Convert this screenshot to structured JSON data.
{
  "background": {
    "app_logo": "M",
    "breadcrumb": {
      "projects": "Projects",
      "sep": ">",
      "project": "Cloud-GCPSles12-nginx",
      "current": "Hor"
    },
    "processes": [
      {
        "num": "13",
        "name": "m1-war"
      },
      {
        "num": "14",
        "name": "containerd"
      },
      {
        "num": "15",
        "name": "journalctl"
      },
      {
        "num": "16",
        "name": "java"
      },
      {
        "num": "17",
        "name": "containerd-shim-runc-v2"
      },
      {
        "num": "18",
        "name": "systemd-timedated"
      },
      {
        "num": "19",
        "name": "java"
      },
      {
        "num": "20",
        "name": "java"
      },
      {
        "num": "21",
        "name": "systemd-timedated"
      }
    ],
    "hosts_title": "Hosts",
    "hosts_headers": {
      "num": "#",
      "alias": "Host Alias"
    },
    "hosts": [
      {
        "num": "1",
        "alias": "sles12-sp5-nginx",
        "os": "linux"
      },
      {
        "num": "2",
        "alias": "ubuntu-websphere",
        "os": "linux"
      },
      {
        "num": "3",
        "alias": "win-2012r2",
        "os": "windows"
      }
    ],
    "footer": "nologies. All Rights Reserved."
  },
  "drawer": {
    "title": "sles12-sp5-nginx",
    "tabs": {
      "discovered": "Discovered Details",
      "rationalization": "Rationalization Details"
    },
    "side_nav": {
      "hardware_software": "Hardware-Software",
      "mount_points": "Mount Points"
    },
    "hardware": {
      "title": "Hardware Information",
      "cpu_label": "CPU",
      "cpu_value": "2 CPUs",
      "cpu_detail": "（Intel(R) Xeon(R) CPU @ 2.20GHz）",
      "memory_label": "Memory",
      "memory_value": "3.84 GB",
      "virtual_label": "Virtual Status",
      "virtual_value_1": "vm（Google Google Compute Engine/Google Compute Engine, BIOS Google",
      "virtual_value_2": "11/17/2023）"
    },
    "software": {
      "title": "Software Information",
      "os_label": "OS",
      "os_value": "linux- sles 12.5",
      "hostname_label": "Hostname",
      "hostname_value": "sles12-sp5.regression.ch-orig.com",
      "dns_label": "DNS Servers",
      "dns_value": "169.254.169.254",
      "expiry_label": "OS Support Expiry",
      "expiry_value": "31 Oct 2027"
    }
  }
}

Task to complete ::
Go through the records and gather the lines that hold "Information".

Task output ::
      "title": "Hardware Information",
      "title": "Software Information",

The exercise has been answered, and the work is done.